**INFORMATION:**
━━━━━━━━━━━━━━━━
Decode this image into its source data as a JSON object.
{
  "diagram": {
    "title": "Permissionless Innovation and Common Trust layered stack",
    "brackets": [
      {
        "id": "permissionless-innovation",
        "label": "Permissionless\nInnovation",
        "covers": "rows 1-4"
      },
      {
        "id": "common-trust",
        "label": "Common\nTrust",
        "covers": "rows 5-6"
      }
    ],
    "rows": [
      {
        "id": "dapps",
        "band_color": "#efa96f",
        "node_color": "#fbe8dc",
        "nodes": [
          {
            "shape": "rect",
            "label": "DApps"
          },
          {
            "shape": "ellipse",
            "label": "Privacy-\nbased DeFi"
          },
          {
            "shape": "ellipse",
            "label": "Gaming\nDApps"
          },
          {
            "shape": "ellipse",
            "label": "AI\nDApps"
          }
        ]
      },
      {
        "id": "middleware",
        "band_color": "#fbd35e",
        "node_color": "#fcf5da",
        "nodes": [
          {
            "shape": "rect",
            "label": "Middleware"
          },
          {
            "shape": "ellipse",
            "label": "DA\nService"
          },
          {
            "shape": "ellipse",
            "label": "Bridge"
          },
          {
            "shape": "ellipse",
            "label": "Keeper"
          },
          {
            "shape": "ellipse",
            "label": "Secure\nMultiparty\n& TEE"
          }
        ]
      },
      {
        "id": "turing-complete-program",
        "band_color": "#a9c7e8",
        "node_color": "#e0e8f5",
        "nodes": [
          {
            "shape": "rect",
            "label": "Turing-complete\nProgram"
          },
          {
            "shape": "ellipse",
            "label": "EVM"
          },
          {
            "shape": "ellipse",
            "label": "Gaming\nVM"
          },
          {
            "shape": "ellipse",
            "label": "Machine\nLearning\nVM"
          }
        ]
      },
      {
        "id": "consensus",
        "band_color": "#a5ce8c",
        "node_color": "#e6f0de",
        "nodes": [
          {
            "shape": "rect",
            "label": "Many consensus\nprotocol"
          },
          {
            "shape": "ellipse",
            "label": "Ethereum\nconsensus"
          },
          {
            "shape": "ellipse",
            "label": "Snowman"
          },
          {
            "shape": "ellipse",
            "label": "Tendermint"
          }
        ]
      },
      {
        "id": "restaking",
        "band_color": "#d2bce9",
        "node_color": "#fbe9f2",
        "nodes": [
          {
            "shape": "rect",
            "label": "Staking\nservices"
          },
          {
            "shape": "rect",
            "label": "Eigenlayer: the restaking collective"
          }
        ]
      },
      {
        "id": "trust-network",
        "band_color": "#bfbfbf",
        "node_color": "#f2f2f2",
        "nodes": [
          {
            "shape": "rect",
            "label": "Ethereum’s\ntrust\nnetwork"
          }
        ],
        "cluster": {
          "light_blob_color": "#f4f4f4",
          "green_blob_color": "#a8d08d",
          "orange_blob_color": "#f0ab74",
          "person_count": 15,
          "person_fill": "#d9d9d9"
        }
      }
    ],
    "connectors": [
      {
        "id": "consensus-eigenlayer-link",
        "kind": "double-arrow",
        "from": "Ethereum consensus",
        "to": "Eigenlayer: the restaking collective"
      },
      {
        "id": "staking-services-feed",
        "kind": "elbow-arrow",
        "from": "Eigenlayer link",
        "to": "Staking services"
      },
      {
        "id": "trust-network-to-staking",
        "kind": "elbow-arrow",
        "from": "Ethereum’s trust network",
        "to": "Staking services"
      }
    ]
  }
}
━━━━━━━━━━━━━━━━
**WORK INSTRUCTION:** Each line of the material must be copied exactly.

**ANSWER SPACE:**
Decode this image into its source data as a JSON object.
{
  "diagram": {
    "title": "Permissionless Innovation and Common Trust layered stack",
    "brackets": [
      {
        "id": "permissionless-innovation",
        "label": "Permissionless\nInnovation",
        "covers": "rows 1-4"
      },
      {
        "id": "common-trust",
        "label": "Common\nTrust",
        "covers": "rows 5-6"
      }
    ],
    "rows": [
      {
        "id": "dapps",
        "band_color": "#efa96f",
        "node_color": "#fbe8dc",
        "nodes": [
          {
            "shape": "rect",
            "label": "DApps"
          },
          {
            "shape": "ellipse",
            "label": "Privacy-\nbased DeFi"
          },
          {
            "shape": "ellipse",
            "label": "Gaming\nDApps"
          },
          {
            "shape": "ellipse",
            "label": "AI\nDApps"
          }
        ]
      },
      {
        "id": "middleware",
        "band_color": "#fbd35e",
        "node_color": "#fcf5da",
        "nodes": [
          {
            "shape": "rect",
            "label": "Middleware"
          },
          {
            "shape": "ellipse",
            "label": "DA\nService"
          },
          {
            "shape": "ellipse",
            "label": "Bridge"
          },
          {
            "shape": "ellipse",
            "label": "Keeper"
          },
          {
            "shape": "ellipse",
            "label": "Secure\nMultiparty\n& TEE"
          }
        ]
      },
      {
        "id": "turing-complete-program",
        "band_color": "#a9c7e8",
        "node_color": "#e0e8f5",
        "nodes": [
          {
            "shape": "rect",
            "label": "Turing-complete\nProgram"
          },
          {
            "shape": "ellipse",
            "label": "EVM"
          },
          {
            "shape": "ellipse",
            "label": "Gaming\nVM"
          },
          {
            "shape": "ellipse",
            "label": "Machine\nLearning\nVM"
          }
        ]
      },
      {
        "id": "consensus",
        "band_color": "#a5ce8c",
        "node_color": "#e6f0de",
        "nodes": [
          {
            "shape": "rect",
            "label": "Many consensus\nprotocol"
          },
          {
            "shape": "ellipse",
            "label": "Ethereum\nconsensus"
          },
          {
            "shape": "ellipse",
            "label": "Snowman"
          },
          {
            "shape": "ellipse",
            "label": "Tendermint"
          }
        ]
      },
      {
        "id": "restaking",
        "band_color": "#d2bce9",
        "node_color": "#fbe9f2",
        "nodes": [
          {
            "shape": "rect",
            "label": "Staking\nservices"
          },
          {
            "shape": "rect",
            "label": "Eigenlayer: the restaking collective"
          }
        ]
      },
      {
        "id": "trust-network",
        "band_color": "#bfbfbf",
        "node_color": "#f2f2f2",
        "nodes": [
          {
            "shape": "rect",
            "label": "Ethereum’s\ntrust\nnetwork"
          }
        ],
        "cluster": {
          "light_blob_color": "#f4f4f4",
          "green_blob_color": "#a8d08d",
          "orange_blob_color": "#f0ab74",
          "person_count": 15,
          "person_fill": "#d9d9d9"
        }
      }
    ],
    "connectors": [
      {
        "id": "consensus-eigenlayer-link",
        "kind": "double-arrow",
        "from": "Ethereum consensus",
        "to": "Eigenlayer: the restaking collective"
      },
      {
        "id": "staking-services-feed",
        "kind": "elbow-arrow",
        "from": "Eigenlayer link",
        "to": "Staking services"
      },
      {
        "id": "trust-network-to-staking",
        "kind": "elbow-arrow",
        "from": "Ethereum’s trust network",
        "to": "Staking services"
      }
    ]
  }
}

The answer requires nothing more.